When The Act Of Killing came out, it absolutely ruined me, to the point where I refused to rank or critique it as film. I couldn’t separate its cinematic merits from the devastating truths it revealed. This wasn’t a movie, it was something deeper.
Somewhere in the last year, though, I’ve begun to see this distinction as bullshit. Every film is trying to communicate some truth, and “technical merit” is valuable only insofar as it aids communication. In my review of Selma, I wrote that “exposing tragic truths isn’t a narrative cop-out; communal grief and redemption aren’t cheap tricks.” The Act of Killing does exactly what any great film should aspire to do — it holds a mirror up to humanity. And it does so masterfully. Our vantage point is Joshua’s, a blank canvas upon whom Anwar Congo can project whatever self-image he wants. The damningly revealing (and formally thrilling) result, was that Anwar’s freedom eventually led to his own condemnation; the act of telling shifted his story from “Hero” to “Mobster” to “Monster.” Evil collapses under its own weight.
The Look of Silence continues in the same vein. Only this time, it does more than hold a mirror. It points a finger. Rather than see through the eyes of an impartial mediator, we see others as Adi sees them — the man who murdered his brother, the official who reaped the profits, the uncle who guarded his cell. Unlike Congo, they are not given the luxury of six years of self-reflection. Here is the face of a victim, confronting your sins. How will you respond?
At first blush, this struck me as less inventive — “gotchya” journalism has been around for decades, and the revelation is typically the same: people under pressure are defensive, self-absolving liars. For the most part, that is true of Adi’s interview subjects. I’m not sure how they truly feel, how evil truly looks deep down. It will take years for their defenses to crumble; the camera only has ten minutes.
But the brilliance of Silence is that it isn’t about Evil at all: it’s about Adi, his family, and us. Adi’s quest for reconciliation, and the particular questions he chooses to ask, are revelatory. With such noble resolve, it’s heartbreaking to see what breaks his silence: not the description of horrific murders, but minor details that you or I might gloss over. Whether the Communists indeed “had no religion”, whether they were sexually promiscuous or faithful. Death is too enormous to be undone, but the moral character of his brother — that, Adi can honor. He may not inspire remorse in the culprits themselves, but in their daughters and wives, he can at least find shared humanity. “I’m sure your brother was a good man.” No explicit remorse, no Original-Sin-style guilt required. Just acknowledgement.

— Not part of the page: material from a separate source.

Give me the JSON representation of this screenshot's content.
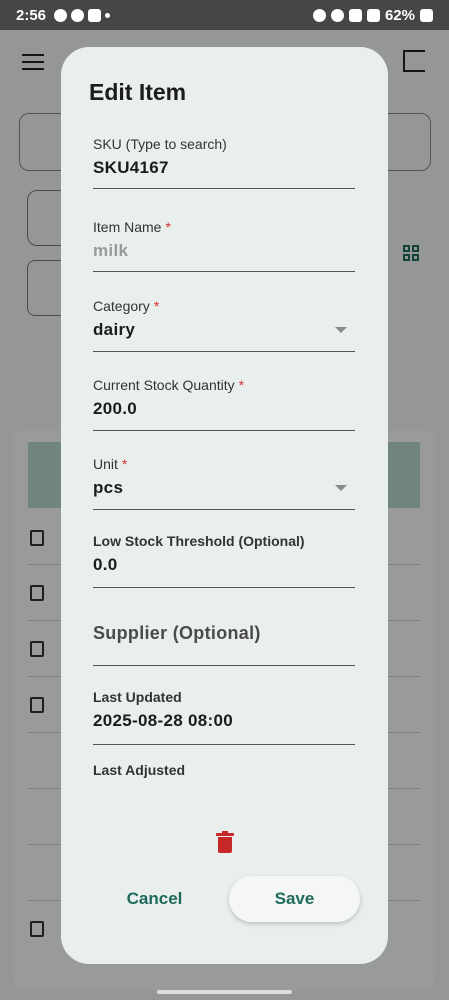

Adi’s family does not want to reconcile: justice on earth is hopeless, let God punish the damned. In this sense, their coping mechanism isn’t too far removed from that of the guilty parties. “Let God be the judge”, “I was only doing my duty”, and “Let’s not argue about politics” are vastly different causes for the same effect: inertia. Silence — whether borne of apathy, denial, or despair — cannot enact change.
Which is where we come in. If you’re like me, there are times when you’ll feel conflicted watching The Look of Silence. You’re not entirely sure what is meant to be gained from these conversations, and as you watch an 80-year-old woman beg Joshua not to confront her with her husband’s sins, your gut reaction may be to agree. She is, after all, a terribly tragic figure: one wonders how many years of pain lie behind that protective callous, what trauma that unnerving laughter (shared among nearly all women in this documentary) betrays. I felt a little voyeuristic, to be honest. With her, with the near-senile death squad leader, with the man on the poster who doesn’t want to “talk politics”: yes, they’re wrong, but why force discomfort? Why not let them die in numb denial?
“Why” is the thesis of the film. My absurd aversion to conflict in all things; my desire to write off not just this woman’s ignorance, but that of my own friends and relatives as some unalienable right; our collective instinct to be impartial third parties, “aware” and “supportive” in the abstract over drinks but never daring to be seen among the marchers — it isn’t enough. In The Act of Killing Oppenheimer used silence as a tool to let Evil speak. The Look of Silence tells us that listening was the easy part. How will we now respond?